The quote in the title of this blog was allegedly made famous by management consultant, Peter Drucker. I say allegedly because some of the internet trolls will tell you that it actually wasn’t Mr. Drucker, but another mystical business economist. There’s also an ongoing debate about if it was indeed quality and process control guru W. Edwards Deming who challenged Mr. Drucker by saying “It is wrong to suppose that if you can’t measure it, you can’t manage it – a costly myth.” On both sides, you will find streams of arguments that are either in support of Mr. Drucker’s quote or aim to debunk it.
I stand firmly by this quote, and not just because I’ve spent 16 years building a CX company that is underpinned by the measurement philosophy, but because it just makes sense! How can you improve on an offering if its success cannot be tracked? If you don’t have a clear metric in place to measure your progress, all you have is guesswork and we all know that assumption is the mother of.
A lot of business leaders we chat to, who still aren’t yet sold on the power of CX (wakey wakey), will tell us that if sales are looking good, there’s no reason to invest in ‘costly’ metrics and deeper insights. Yes, this is what we have been told, in the age of data and tech, we STILL get businesses telling us that measurement is not a financial priority right now. The real issue, however, is not the investment in the metrics, it’s managing the data. They aren’t quite sure what to do with it. So, our job then becomes one of educating businesses on what managing the data actually looks like and highlighting the return on this investment.
If you’re one of these businesses that are on the measurement fence, here’s a little crash course in what measurement can do for you:
Track client satisfaction – figures on the sales chart only give you half the picture. Just because your new product is currently moving, this does not guarantee repeat or long-term business. Customers can be fickle. It doesn’t take a lot to turn their heads and move on to the next supplier. Those handsome sales figures can start to look very different in only a few months. Understanding what makes your clients tick will go a long way in gaining their trust and loyalty. This will not only assist client retention but help with acquisition too.

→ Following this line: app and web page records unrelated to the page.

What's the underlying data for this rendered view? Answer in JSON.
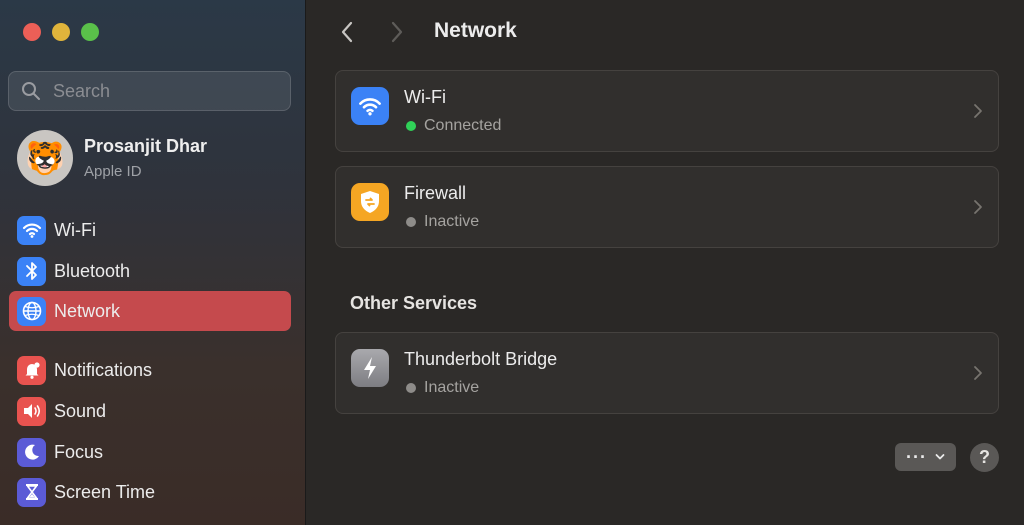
{
  "window": {
    "controls": [
      "close",
      "minimize",
      "zoom"
    ]
  },
  "sidebar": {
    "search": {
      "placeholder": "Search",
      "value": ""
    },
    "account": {
      "name": "Prosanjit Dhar",
      "subtitle": "Apple ID",
      "avatar_emoji": "🐯"
    },
    "items": [
      {
        "label": "Wi-Fi",
        "icon": "wifi-icon",
        "color": "#3b82f6",
        "active": false
      },
      {
        "label": "Bluetooth",
        "icon": "bluetooth-icon",
        "color": "#3b82f6",
        "active": false
      },
      {
        "label": "Network",
        "icon": "globe-icon",
        "color": "#3b82f6",
        "active": true
      },
      {
        "label": "Notifications",
        "icon": "bell-icon",
        "color": "#e8534f",
        "active": false
      },
      {
        "label": "Sound",
        "icon": "speaker-icon",
        "color": "#e8534f",
        "active": false
      },
      {
        "label": "Focus",
        "icon": "moon-icon",
        "color": "#5b5bd6",
        "active": false
      },
      {
        "label": "Screen Time",
        "icon": "hourglass-icon",
        "color": "#5b5bd6",
        "active": false
      }
    ]
  },
  "main": {
    "title": "Network",
    "services": [
      {
        "title": "Wi-Fi",
        "status": "Connected",
        "status_color": "#30d158",
        "icon": "wifi-icon",
        "icon_color": "#3b82f6"
      },
      {
        "title": "Firewall",
        "status": "Inactive",
        "status_color": "#8e8c89",
        "icon": "firewall-shield-icon",
        "icon_color": "#f5a623"
      }
    ],
    "other_services_title": "Other Services",
    "other_services": [
      {
        "title": "Thunderbolt Bridge",
        "status": "Inactive",
        "status_color": "#8e8c89",
        "icon": "thunderbolt-icon",
        "icon_color": "#8e8e93"
      }
    ],
    "footer": {
      "more_label": "···",
      "help_label": "?"
    }
  },
  "colors": {
    "accent_active": "#c54a4d",
    "connected": "#30d158",
    "inactive": "#8e8c89"
  }
}
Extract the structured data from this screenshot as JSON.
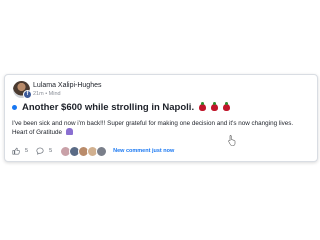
{
  "post": {
    "author": "Lulama Xalipi-Hughes",
    "meta": "21m • Mind",
    "title": "Another $600 while strolling in Napoli.",
    "body_line1": "I've been sick and now i'm back!!! Super grateful for making one decision and it's now changing lives.",
    "body_line2": "Heart of Gratitude",
    "like_count": "5",
    "comment_count": "5",
    "new_comment_label": "New comment just now"
  },
  "colors": {
    "accent": "#1877f2",
    "text": "#1d2129",
    "muted": "#8a8f98"
  },
  "commenter_avatar_colors": [
    "#c9a1a8",
    "#5a6b86",
    "#b98b6a",
    "#d1b08f",
    "#7a7f8a"
  ]
}
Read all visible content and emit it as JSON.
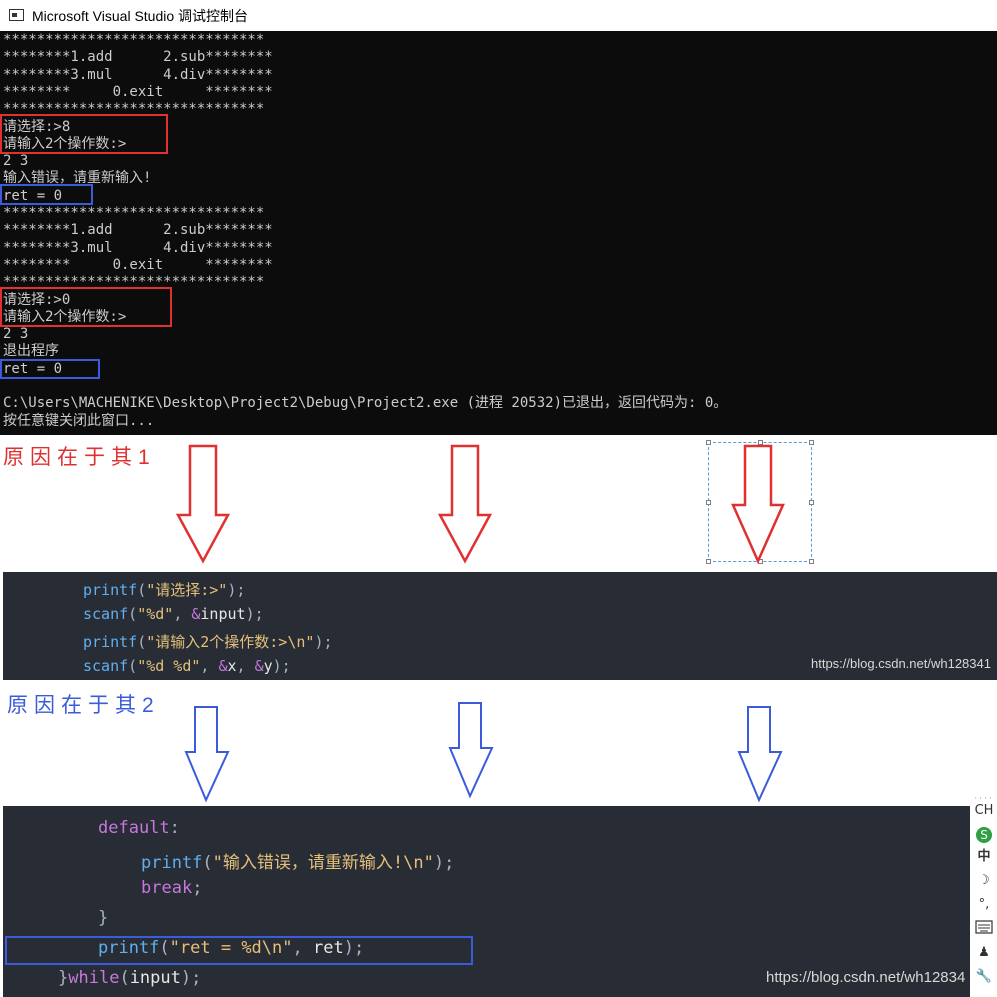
{
  "window": {
    "title": "Microsoft Visual Studio 调试控制台"
  },
  "console_lines": [
    "*******************************",
    "********1.add      2.sub********",
    "********3.mul      4.div********",
    "********     0.exit     ********",
    "*******************************",
    "请选择:>8",
    "请输入2个操作数:>",
    "2 3",
    "输入错误，请重新输入!",
    "ret = 0",
    "*******************************",
    "********1.add      2.sub********",
    "********3.mul      4.div********",
    "********     0.exit     ********",
    "*******************************",
    "请选择:>0",
    "请输入2个操作数:>",
    "2 3",
    "退出程序",
    "ret = 0",
    "",
    "C:\\Users\\MACHENIKE\\Desktop\\Project2\\Debug\\Project2.exe (进程 20532)已退出，返回代码为: 0。",
    "按任意键关闭此窗口..."
  ],
  "headings": {
    "reason1": "原因在于其1",
    "reason2": "原因在于其2"
  },
  "code1": {
    "l1": {
      "fn": "printf",
      "open": "(",
      "str": "\"请选择:>\"",
      "close": ");"
    },
    "l2": {
      "fn": "scanf",
      "open": "(",
      "str": "\"%d\"",
      "sep": ", ",
      "amp": "&",
      "id": "input",
      "close": ");"
    },
    "l3": {
      "fn": "printf",
      "open": "(",
      "str": "\"请输入2个操作数:>\\n\"",
      "close": ");"
    },
    "l4": {
      "fn": "scanf",
      "open": "(",
      "str": "\"%d %d\"",
      "sep1": ", ",
      "amp1": "&",
      "id1": "x",
      "sep2": ", ",
      "amp2": "&",
      "id2": "y",
      "close": ");"
    },
    "watermark": "https://blog.csdn.net/wh128341"
  },
  "code2": {
    "l1": {
      "kw": "default",
      "punc": ":"
    },
    "l2": {
      "fn": "printf",
      "open": "(",
      "str": "\"输入错误，请重新输入!\\n\"",
      "close": ");"
    },
    "l3": {
      "kw": "break",
      "punc": ";"
    },
    "l4": {
      "punc": "}"
    },
    "l5": {
      "fn": "printf",
      "open": "(",
      "str": "\"ret = %d\\n\"",
      "sep": ", ",
      "id": "ret",
      "close": ");"
    },
    "l6": {
      "brace": "}",
      "kw": "while",
      "open": "(",
      "id": "input",
      "close": ");"
    },
    "watermark": "https://blog.csdn.net/wh12834"
  },
  "ime": {
    "lang": "CH",
    "mode": "中"
  },
  "colors": {
    "red": "#e03131",
    "blue": "#3b5bdb",
    "console_bg": "#0c0c0c",
    "code_bg": "#282c34"
  }
}
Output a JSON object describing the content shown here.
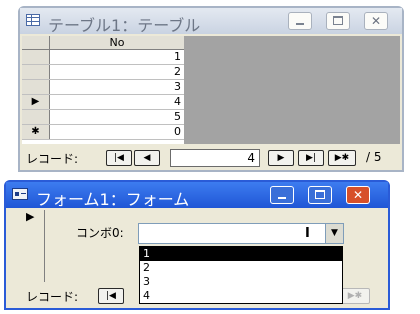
{
  "table_window": {
    "title": "テーブル1：テーブル",
    "title_icon": "table-icon",
    "column_header": "No",
    "rows": [
      {
        "selector": "",
        "value": "1"
      },
      {
        "selector": "",
        "value": "2"
      },
      {
        "selector": "",
        "value": "3"
      },
      {
        "selector": "▶",
        "value": "4"
      },
      {
        "selector": "",
        "value": "5"
      },
      {
        "selector": "✱",
        "value": "0"
      }
    ],
    "record_label": "レコード:",
    "current_record": "4",
    "total_records": "/ 5"
  },
  "form_window": {
    "title": "フォーム1：フォーム",
    "title_icon": "form-icon",
    "combo_label": "コンボ0:",
    "combo_options": [
      "1",
      "2",
      "3",
      "4"
    ],
    "selected_option_index": 0,
    "record_label": "レコード:"
  }
}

Incentivise clients to use your product or service –by measuring the success of your product or service, you can structure a rewards programme that adds continuous value to the lives of your customer. By this, I mean finding the win-win. Let me use the Discovery Insure programme as an example. By tracking their client’s driving behaviour, they can improve on their rewards programme in a way that incentivises customers to keep driving with the tracker. Drive well and get a free set of tyres (customer win). Good tyres and responsible driving habits equal lower insurance claims (business win).
Hold employees accountable – by tracking data and measuring client satisfaction, a business can identify where the cracks are in the system. This can then be looped back to employee performance and KPIs.
Lower your operational costs – insights into what’s working and what’s not enable you to change your approach. If you discover that an expensive digital system you’ve put in place is actually not serving your customer, you can re-assess. We’ve had clients that have used customer insights to cut operational costs dramatically, just by being able to identify unnecessary process or systems in their business. Customers can be amazing ‘tools’ for business growth, you just have to listen to them.
Ongoing value offering through agility – a well-oiled machine is what you’re after. If you can commit to regular measurement and tracking of progress, you can become agile. Today’s customer insights are not going to serve you in 12 months’ time. It’s an ongoing process and one that keeps you adaptable and ahead of your competitors. All because you consistently add value to your customer.